Don Doane, Leila Percy, and the Super Senior Sextet: It’s Magic

With 16 songs and more than 64 minutes of music, It’s Magic is a sprawling epic of big-band jazz. If anything, however, the length may affect the overall quality of the album. Taken by itself, each song here is a masterpiece of orchestration and instrumentation, but, as many of them are subdued slow-dance tunes, some numbers that might otherwise be standouts begin to blend together by the end of the disc [this originally ran in July of 2000].

Percy’s voice is certainly a highlight, sultry and deep without sacrificing range. On the opener, an infectious version of Macio Brown and Arthur Freed’s “All I Do Is Dream of You,” you can hear the smile in her voice.
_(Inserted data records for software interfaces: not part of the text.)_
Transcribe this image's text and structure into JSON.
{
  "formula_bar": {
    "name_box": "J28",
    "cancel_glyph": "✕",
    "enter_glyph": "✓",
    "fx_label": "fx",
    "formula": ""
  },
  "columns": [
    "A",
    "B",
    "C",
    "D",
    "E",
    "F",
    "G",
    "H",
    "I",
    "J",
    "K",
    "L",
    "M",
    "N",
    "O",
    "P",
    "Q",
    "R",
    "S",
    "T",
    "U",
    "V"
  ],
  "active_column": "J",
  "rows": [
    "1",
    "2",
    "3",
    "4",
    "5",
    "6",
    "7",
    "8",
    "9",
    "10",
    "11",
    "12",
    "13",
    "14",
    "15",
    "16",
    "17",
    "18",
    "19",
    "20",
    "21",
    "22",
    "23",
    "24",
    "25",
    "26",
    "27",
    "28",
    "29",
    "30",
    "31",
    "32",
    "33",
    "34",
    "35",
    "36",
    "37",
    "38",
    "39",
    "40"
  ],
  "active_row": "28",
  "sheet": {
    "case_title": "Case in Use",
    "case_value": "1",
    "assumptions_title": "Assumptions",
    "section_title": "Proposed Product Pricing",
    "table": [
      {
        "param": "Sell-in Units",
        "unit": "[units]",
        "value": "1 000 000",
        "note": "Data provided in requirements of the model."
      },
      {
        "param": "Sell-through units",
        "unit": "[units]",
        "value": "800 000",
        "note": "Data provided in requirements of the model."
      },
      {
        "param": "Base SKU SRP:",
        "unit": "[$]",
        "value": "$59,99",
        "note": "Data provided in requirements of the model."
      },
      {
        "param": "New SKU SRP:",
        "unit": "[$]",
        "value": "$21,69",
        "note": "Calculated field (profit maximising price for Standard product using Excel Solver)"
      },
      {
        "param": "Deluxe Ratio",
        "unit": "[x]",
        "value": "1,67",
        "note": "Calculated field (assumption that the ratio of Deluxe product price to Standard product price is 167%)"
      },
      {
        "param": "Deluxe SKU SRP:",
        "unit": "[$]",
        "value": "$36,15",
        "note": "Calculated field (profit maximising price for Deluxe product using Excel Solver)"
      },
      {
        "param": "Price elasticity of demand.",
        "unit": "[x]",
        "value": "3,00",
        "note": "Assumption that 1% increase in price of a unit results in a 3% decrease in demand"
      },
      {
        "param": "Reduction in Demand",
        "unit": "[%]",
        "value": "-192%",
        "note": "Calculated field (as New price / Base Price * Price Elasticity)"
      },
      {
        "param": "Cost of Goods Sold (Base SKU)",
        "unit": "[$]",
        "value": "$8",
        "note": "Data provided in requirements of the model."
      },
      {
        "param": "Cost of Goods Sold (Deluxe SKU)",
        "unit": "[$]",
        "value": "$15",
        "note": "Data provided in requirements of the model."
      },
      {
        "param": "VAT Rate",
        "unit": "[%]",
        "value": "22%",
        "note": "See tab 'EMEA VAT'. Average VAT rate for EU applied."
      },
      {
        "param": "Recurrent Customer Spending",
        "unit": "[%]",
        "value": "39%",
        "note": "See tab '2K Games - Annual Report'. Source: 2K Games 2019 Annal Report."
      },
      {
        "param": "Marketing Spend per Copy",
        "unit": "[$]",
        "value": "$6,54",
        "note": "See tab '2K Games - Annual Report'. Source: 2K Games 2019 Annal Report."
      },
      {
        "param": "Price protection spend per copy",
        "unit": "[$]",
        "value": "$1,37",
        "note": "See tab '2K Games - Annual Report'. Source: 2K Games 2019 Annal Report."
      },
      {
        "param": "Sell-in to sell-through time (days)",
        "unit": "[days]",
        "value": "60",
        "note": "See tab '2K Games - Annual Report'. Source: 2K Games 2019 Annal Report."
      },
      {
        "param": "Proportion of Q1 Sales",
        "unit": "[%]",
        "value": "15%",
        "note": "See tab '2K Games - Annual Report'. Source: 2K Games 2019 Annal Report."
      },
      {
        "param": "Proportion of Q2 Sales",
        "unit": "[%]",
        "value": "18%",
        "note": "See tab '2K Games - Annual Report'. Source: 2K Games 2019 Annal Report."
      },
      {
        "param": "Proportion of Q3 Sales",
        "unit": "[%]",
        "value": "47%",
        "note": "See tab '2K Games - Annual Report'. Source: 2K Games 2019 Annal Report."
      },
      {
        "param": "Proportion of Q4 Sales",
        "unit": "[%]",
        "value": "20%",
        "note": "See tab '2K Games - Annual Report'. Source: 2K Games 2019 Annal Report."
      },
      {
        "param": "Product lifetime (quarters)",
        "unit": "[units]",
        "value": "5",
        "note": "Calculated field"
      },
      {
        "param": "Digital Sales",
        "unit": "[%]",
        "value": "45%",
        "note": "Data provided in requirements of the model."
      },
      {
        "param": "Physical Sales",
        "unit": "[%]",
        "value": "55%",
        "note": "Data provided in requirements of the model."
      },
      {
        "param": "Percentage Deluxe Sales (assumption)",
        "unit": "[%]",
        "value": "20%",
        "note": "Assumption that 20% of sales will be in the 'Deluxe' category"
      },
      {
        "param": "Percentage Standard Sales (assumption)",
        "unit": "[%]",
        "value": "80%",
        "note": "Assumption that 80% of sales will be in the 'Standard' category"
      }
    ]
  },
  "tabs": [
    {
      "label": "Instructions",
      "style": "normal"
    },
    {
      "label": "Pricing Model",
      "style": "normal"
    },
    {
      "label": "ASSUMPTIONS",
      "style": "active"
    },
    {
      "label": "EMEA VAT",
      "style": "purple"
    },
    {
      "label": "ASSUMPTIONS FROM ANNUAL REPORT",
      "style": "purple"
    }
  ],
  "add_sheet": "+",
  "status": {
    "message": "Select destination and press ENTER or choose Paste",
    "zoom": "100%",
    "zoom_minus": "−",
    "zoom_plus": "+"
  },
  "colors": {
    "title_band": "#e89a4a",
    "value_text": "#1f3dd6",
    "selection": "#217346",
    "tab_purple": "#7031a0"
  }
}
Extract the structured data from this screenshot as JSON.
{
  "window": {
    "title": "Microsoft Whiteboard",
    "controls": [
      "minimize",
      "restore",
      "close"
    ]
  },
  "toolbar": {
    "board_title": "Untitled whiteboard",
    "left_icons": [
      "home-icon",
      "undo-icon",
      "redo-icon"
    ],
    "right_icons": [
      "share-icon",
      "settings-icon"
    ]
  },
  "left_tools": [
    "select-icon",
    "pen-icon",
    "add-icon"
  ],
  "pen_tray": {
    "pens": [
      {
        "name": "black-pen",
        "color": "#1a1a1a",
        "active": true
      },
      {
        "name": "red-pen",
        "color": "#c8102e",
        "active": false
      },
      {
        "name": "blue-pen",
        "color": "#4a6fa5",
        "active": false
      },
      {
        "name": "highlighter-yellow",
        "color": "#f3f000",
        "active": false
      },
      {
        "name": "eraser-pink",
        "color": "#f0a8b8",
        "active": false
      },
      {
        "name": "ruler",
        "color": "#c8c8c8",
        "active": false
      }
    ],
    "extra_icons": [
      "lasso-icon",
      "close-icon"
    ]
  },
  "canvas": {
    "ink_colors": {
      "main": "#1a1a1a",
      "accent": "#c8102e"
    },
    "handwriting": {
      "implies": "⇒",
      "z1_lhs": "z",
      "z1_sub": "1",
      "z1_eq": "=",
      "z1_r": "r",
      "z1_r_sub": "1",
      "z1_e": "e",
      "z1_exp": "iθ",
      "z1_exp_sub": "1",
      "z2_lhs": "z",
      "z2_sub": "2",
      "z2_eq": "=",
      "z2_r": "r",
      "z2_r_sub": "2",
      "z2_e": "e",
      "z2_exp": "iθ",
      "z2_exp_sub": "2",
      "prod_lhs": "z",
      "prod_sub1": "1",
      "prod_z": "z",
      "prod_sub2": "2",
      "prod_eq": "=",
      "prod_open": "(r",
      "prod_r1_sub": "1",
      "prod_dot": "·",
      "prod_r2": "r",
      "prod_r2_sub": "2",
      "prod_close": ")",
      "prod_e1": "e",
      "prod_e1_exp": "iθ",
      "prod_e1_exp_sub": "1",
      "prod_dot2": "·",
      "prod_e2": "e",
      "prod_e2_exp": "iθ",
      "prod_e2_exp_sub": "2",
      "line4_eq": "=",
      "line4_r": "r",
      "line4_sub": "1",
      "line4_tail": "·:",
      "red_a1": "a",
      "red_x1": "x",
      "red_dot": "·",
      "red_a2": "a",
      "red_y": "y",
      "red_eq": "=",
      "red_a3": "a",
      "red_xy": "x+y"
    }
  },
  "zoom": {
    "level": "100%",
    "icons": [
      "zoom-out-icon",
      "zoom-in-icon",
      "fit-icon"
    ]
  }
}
While on Tom Adair and Matt Dennis’s “Everything Happens to Me,” her ironic tone highlights the wit in the lyrics. Clearly, her background in cabarets and revues has made her as much entertainer as vocalist, and her voice blends with Doane’s trombone as though they were instruments molded by the same craftsman.

As for Doane and the tenor saxmen Ralph Norris and Joe LaFlamme, their symbiotic relationship becomes quickly apparent on McHugh and Fields’s “Don’t Blame Me,” and continues throughout. Consistently, their wisps of background and precise solos provide the perfect counterpoint for Percy’s vocals. And on the instrumental numbers, particularly Cole Porter’s “Every Time We Say Goodbye,” it’s possible they’re singing, but you can’t quite make out the words.

The highlights of the disc, Ferreira and Antonio’s “Recado” and Horace Silver’s “Song for My Father,” also expose some flaws. For instance, Gerry Wright’s piano is so infectious on the Latin-flavored “Recado,” you wonder why they don’t pick up the beat more often. While “Song for My Father” almost smacks you in the face with grimy, down and dirty jazz reminiscent of Steely Dan’s “Rikki Don’t Lose That Number.” Why not a little more variety?

Particular note should be paid to relative newcomer Paul Jensen on the drums. His high hat is rock solid, capable of the subtle nuance as well as the driving beat. On Gordon and Monaco’s “I Can’t Begin to Tell You,” his brush work does nothing less than evoke wisps of smoke curling up around an imagined sequin-clad Percy. Al Doane’s bass, while silky smooth, doesn’t seem to get enough attention, only truly noticeable on Lester Young’s “Jumpin’ with Symphony Sid.”